The Draft Editorial Policies document may be a starting point for the public to have access to the SABC, but the non-committal stance that it evokes is a point for concern, particularly in relation to programming and language policies. This can be seen in the following:

Matters taken into account when striving to achieve equitability in languages, inter alia, financial and other resources for programmes in each of the languages;

Tedious process of dealing with programme complaints;

Steps of dealing with offensive language, nudity and violence, particularly on television;

How the SABC wants to deal with fairness, objectivity, impartiality and balance.

While it is important to acknowledge that it is obviously impossible to please everyone all the time, the non-committal tone suggests that even if the SABC flouts any of the clauses within the document, it should not be bear the responsibilities. The structure that ensures compliance with the content of the policies is too vague.


MISA-SA strongly recommends the rephrasing or complete erasure of the following clauses as they may be open to abuse. Their inclusion in the document undermines the same principles that inform the editorial values of the SABC outlined in the document.

"or the SABC to give every side of an issue the same amount of time" (p.20).

Agenda-setting theory proves that the time allocated to an issue determines its degree of shaping public opinion. In brief, allocating too much time on one issue and not the other, might be construed as a deliberate attempt to take sides. This undoubtedly contradicts the comparable prominence principle which appears below.

"South Africa's apartheid past, and individuals' experience in contesting and living under it, also accentuates differences that could create unfairness and partiality, or conception of such bias". (p.20).

While this is undeniable fact, it should NOT be emphasized, but rather be confined to the ethics of journalism and code of conduct controlling these journalists. Otherwise, it may be wrongly used by the journalists to justify their actions of bias.

"With the best of intentions and efforts, mistakes still happen" (p.21).

Perhaps it should be rephrased to emphasize the minimization of mistakes. Otherwise, the statement is too deterministic, thus denoting that mistakes will happen.

" languages receive some airtime, but not necessarily an equal amount" (p.30). This statement perpetuates the dominance of other languages, therefore contradicts the operating principles as outlined on pages 28 and 31.

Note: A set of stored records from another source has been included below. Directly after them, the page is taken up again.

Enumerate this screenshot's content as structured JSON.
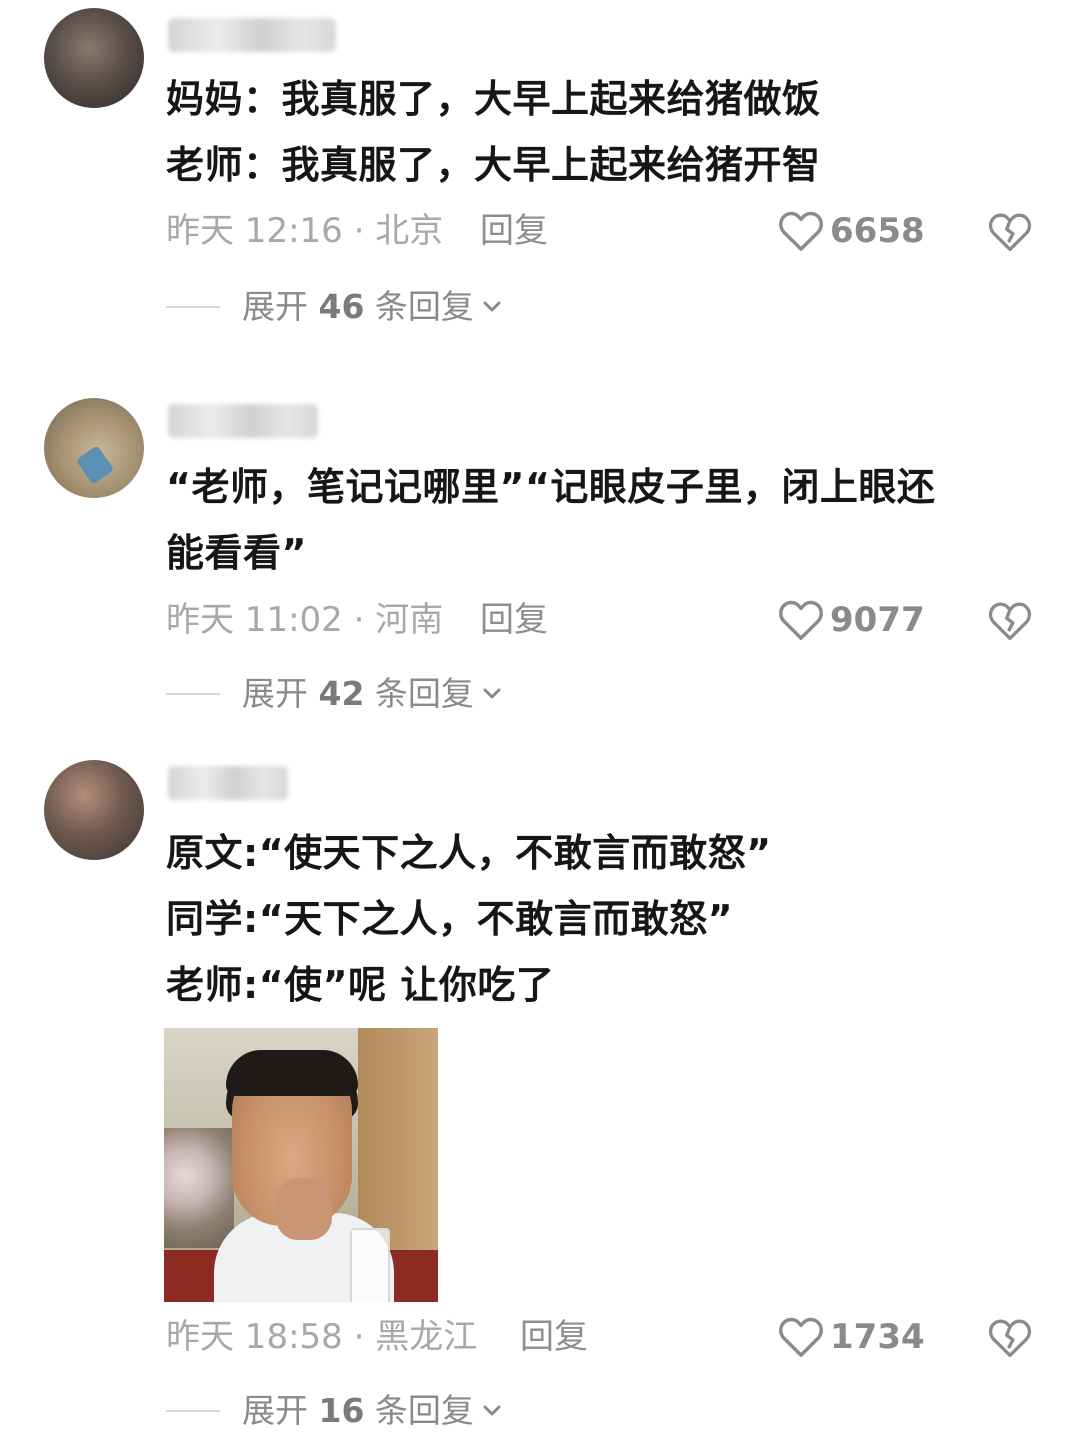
{
  "comments": [
    {
      "content_lines": [
        "妈妈：我真服了，大早上起来给猪做饭",
        "老师：我真服了，大早上起来给猪开智"
      ],
      "time_location": "昨天 12:16 · 北京",
      "reply_label": "回复",
      "likes": "6658",
      "expand_prefix": "展开 ",
      "expand_count": "46",
      "expand_suffix": " 条回复"
    },
    {
      "content_lines": [
        "“老师，笔记记哪里”“记眼皮子里，闭上眼还",
        "能看看”"
      ],
      "time_location": "昨天 11:02 · 河南",
      "reply_label": "回复",
      "likes": "9077",
      "expand_prefix": "展开 ",
      "expand_count": "42",
      "expand_suffix": " 条回复"
    },
    {
      "content_lines": [
        "原文:“使天下之人，不敢言而敢怒”",
        "同学:“天下之人，不敢言而敢怒”",
        "老师:“使”呢 让你吃了"
      ],
      "time_location": "昨天 18:58 · 黑龙江",
      "reply_label": "回复",
      "likes": "1734",
      "expand_prefix": "展开 ",
      "expand_count": "16",
      "expand_suffix": " 条回复"
    }
  ],
  "icons": {
    "like": "heart-outline-icon",
    "dislike": "broken-heart-icon",
    "expand": "chevron-down-icon"
  },
  "colors": {
    "text": "#161616",
    "meta": "#a8a8a8",
    "secondary": "#8a8a8a"
  }
}
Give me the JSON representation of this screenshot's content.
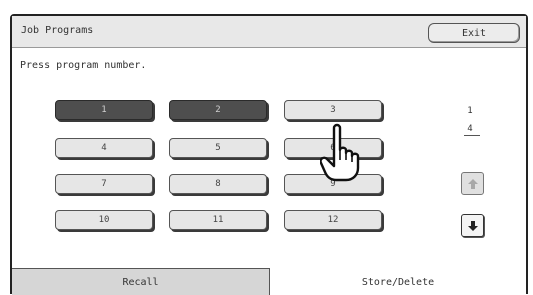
{
  "header": {
    "title": "Job Programs",
    "exit_label": "Exit"
  },
  "prompt": "Press program number.",
  "programs": [
    {
      "label": "1",
      "stored": true
    },
    {
      "label": "2",
      "stored": true
    },
    {
      "label": "3",
      "stored": false
    },
    {
      "label": "4",
      "stored": false
    },
    {
      "label": "5",
      "stored": false
    },
    {
      "label": "6",
      "stored": false
    },
    {
      "label": "7",
      "stored": false
    },
    {
      "label": "8",
      "stored": false
    },
    {
      "label": "9",
      "stored": false
    },
    {
      "label": "10",
      "stored": false
    },
    {
      "label": "11",
      "stored": false
    },
    {
      "label": "12",
      "stored": false
    }
  ],
  "pager": {
    "current": "1",
    "total": "4",
    "up_icon": "arrow-up-icon",
    "down_icon": "arrow-down-icon"
  },
  "tabs": [
    {
      "label": "Recall",
      "active": false
    },
    {
      "label": "Store/Delete",
      "active": true
    }
  ],
  "colors": {
    "stored_button": "#4e4e4e",
    "empty_button": "#e6e6e6",
    "header_bg": "#e8e8e8"
  }
}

MISA-SA would like to thank the SABC for making this opportunity available for organisations to make a contribution to the affairs of South Africa's public broadcaster. MISA-SA appreciates the developments taking place at the SABC, including the migration from analogue to digital and the financial implications involved. As MISA-SA we hope that these developments will enhance access, widen the media platform for South Africa's diverse public to express itself freely and promote diversity and equality in languages and programming. This will have to be concurrent with the freedom and independence of the journalists, editors, news heads and programme makers. As freedom of the press is an important tool in democratic countries, it would be regrettable to see the SABC taking a reverse direction with its controversy-ridden upward referral and mandatory referral system. We do hope that, the various responses submitted will not just fulfill regulatory requirements, but will be taken seriously as a true reflection of the South African public opinion regarding the SABC. As Karen Siune (1998: 19) concludes, "no longer do the public broadcasters know and decide what the public needs, the latter knows for itself what it wants and goes for it."



Siune, K. (1998). "Is broadcasting policy becoming redundant?", In: Brants, K, Hermes, J and Van Zoonen, L. The media in question: Popular cultures and public interest. London: Sage.

Newspaper articles

Sunday Sun, (2003). "Put Ike Kekana back on air·", 11 May.

Sunday Times Business, (2001). "Mission to make TV a much better show", 24 June


Sunday Times Magazine, 1 June (2003)